But I think the truth about political coverage is that it’s more than just following campaigns around, even when coverage is charged with meaningful investigations or compelling endorsements. the Times coverage realizes — as embodied in “The Field” — that political coverage is a reflection of the electorate. It’s telling people about themselves.
That means that just because a Democratic candidate isn’t touring the Rust Belt states in the days leading up to Election Day doesn’t mean reporters shouldn’t be on the ground asking voters about how they made their choices. That means Republican voters can’t be counted out in blue states nor Democratic voters in red ones. It means every voice has a place in the news media landscape, because behind every voice is an equal vote.
“The big unanswered question of 2016, for all of our hand-wringing and all the discussion, is why did so many millions of Americans vote for this very unusual candidate,” Baquet told Barbaro. “I don’t think anybody has fully answered it. And I think one of our goals should be to come as close as we can.”
And that’s what “The Field” is all about — reflecting the Times’ renewed commitment to avoiding political assumptions and not ceding power to any one point of view.
Since launching in February, “The Field” has taken listeners on a journey across Iowa to examine the question of electability; New Hampshire as voters grappled with Iowa’s rocky results; Nevada to test the power of unions; and South Carolina, where some candidates could make a last stand.
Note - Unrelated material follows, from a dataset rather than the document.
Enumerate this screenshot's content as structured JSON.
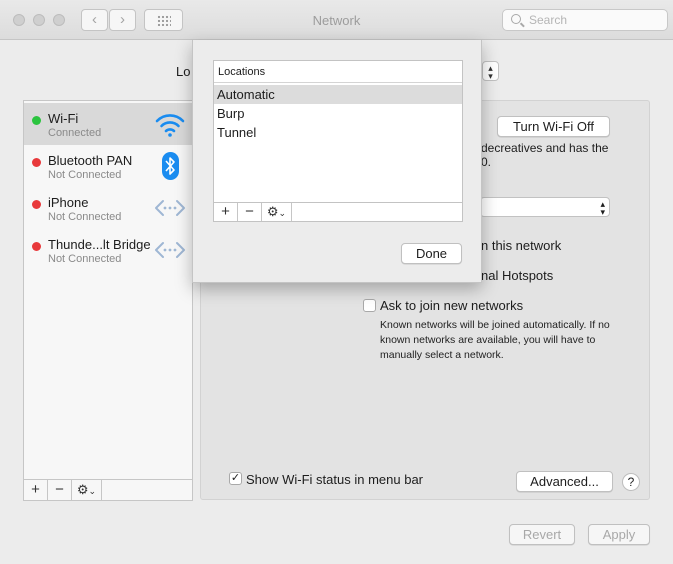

As news media jostle for audiences in a dynamic and competitive environment loaded by fear and election hype, “The Field’s” insight on political coverage offers a sharp insight on the electorate.